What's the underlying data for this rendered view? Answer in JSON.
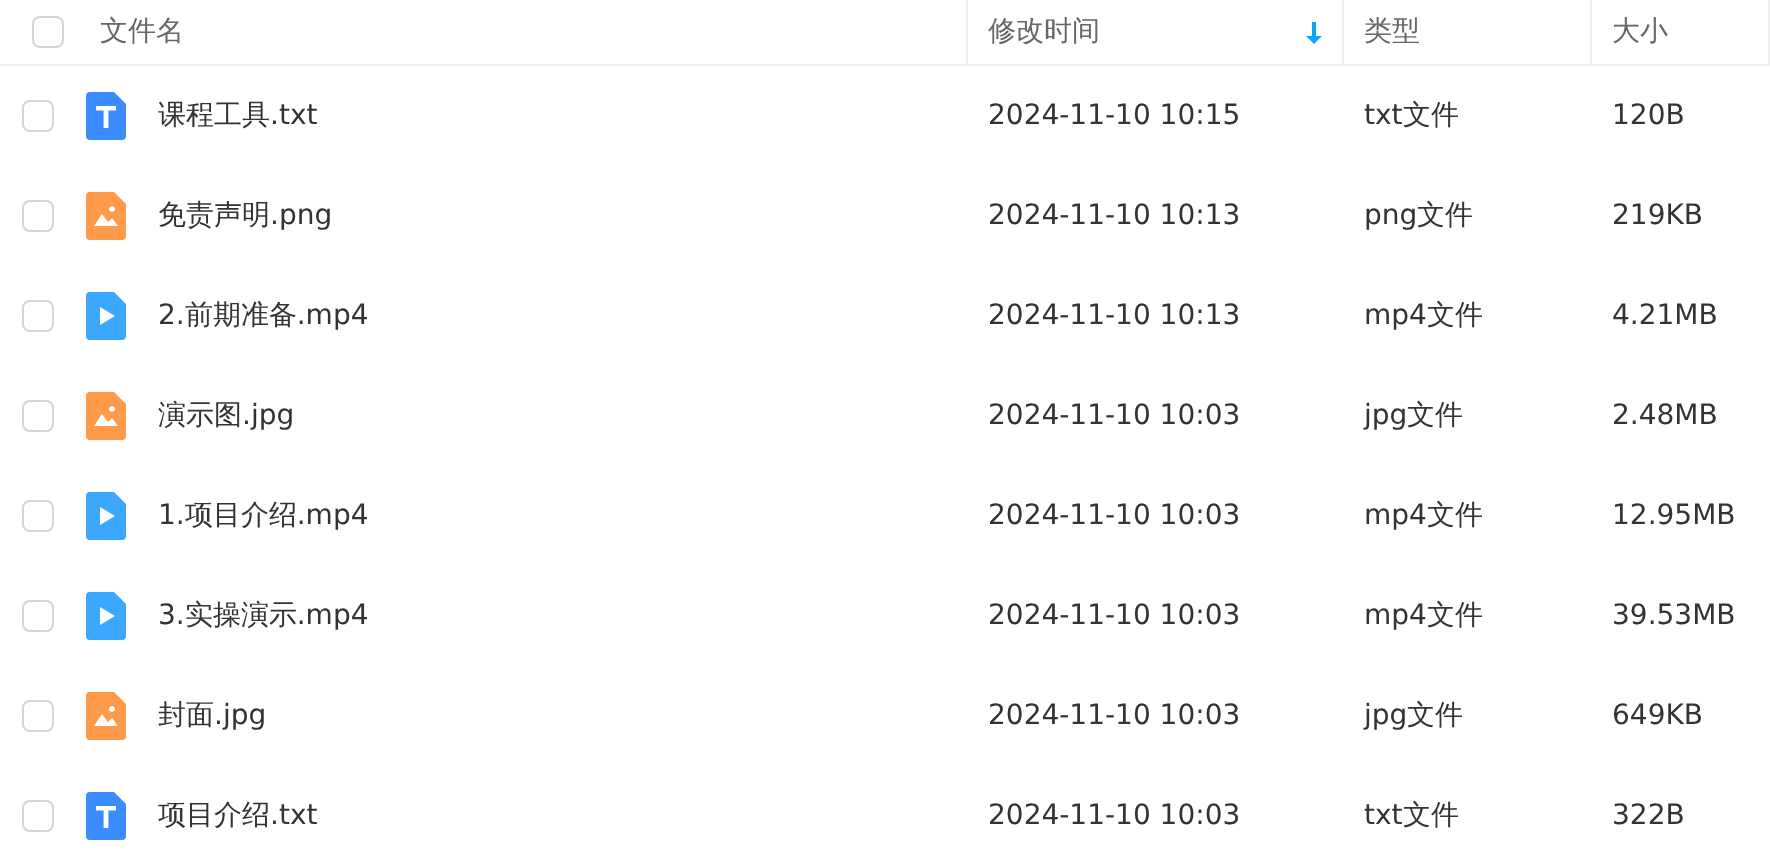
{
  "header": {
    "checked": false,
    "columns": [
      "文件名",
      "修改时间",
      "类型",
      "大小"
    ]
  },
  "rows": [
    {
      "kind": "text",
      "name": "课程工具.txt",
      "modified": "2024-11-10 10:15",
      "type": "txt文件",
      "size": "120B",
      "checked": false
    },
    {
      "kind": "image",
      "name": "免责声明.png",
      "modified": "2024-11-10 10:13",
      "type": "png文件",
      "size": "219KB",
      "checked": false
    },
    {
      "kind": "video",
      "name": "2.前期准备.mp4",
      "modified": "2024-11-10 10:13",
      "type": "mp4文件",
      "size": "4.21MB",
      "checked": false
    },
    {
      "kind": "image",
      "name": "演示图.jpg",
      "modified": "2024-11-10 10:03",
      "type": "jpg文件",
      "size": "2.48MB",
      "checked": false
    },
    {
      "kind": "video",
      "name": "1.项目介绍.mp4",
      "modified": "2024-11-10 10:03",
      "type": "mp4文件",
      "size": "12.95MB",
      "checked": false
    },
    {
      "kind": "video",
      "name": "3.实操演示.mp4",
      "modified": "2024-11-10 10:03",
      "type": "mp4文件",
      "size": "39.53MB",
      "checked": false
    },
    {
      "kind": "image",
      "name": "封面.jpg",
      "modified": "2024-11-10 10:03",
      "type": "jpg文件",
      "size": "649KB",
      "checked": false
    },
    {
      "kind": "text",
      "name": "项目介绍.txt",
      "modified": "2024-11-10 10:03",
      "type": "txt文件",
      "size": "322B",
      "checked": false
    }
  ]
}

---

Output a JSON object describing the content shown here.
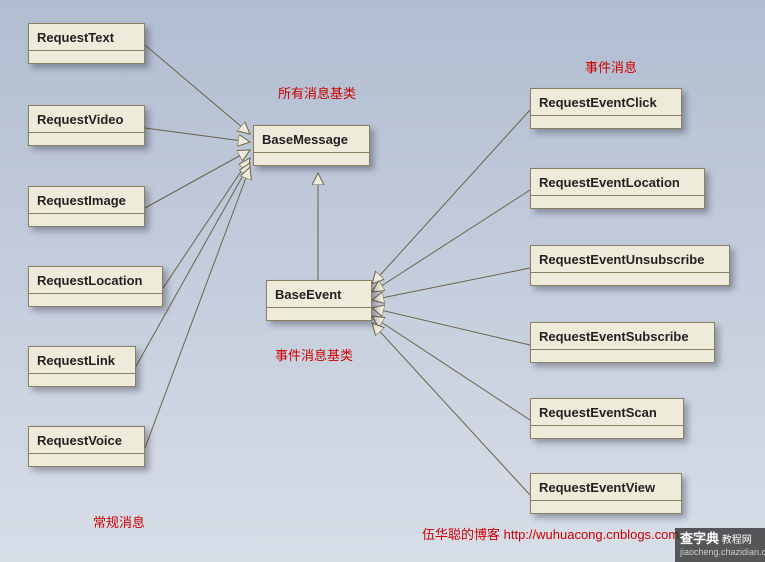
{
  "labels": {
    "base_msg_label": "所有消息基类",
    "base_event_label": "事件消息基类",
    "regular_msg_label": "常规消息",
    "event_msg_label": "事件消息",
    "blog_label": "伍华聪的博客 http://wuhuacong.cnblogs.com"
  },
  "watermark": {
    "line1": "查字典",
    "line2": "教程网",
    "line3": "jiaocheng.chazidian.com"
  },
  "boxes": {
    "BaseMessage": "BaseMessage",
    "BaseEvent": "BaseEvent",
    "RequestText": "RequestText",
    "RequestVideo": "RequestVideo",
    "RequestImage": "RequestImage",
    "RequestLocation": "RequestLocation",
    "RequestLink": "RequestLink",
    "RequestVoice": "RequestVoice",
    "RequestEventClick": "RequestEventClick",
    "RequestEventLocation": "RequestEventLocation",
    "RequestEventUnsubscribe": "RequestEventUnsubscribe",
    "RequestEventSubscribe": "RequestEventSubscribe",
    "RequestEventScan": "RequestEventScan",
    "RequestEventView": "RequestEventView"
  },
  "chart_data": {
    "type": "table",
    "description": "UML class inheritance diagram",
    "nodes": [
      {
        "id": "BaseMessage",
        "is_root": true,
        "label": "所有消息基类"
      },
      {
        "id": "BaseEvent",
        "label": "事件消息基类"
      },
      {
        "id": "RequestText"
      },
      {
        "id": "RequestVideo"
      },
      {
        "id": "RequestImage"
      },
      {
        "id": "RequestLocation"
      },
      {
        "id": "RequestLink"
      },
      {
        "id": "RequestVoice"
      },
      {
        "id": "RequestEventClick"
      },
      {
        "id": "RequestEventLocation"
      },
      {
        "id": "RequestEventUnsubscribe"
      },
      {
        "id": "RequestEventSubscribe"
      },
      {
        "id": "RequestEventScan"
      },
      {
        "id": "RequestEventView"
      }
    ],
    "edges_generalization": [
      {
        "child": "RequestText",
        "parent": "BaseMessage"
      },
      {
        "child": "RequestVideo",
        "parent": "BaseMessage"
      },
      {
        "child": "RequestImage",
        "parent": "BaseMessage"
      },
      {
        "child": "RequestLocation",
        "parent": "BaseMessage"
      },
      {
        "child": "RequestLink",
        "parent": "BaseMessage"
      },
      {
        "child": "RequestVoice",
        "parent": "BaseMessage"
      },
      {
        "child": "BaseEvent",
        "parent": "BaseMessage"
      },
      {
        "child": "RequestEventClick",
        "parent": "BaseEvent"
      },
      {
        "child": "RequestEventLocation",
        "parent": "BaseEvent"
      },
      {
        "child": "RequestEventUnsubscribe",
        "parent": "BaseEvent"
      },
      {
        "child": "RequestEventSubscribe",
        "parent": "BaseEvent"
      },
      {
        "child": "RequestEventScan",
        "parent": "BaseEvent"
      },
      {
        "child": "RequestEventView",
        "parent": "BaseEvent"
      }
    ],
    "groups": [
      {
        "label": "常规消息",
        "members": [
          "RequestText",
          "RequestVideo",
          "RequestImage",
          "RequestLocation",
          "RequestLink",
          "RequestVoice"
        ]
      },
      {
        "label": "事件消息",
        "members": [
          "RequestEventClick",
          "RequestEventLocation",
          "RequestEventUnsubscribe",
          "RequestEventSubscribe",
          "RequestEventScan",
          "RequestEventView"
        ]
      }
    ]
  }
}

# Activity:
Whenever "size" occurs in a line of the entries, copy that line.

# Result for this task:
      "size": "120B",
      "size": "219KB",
      "size": "4.21MB",
      "size": "2.48MB",
      "size": "12.95MB",
      "size": "39.53MB",
      "size": "649KB",
      "size": "322B",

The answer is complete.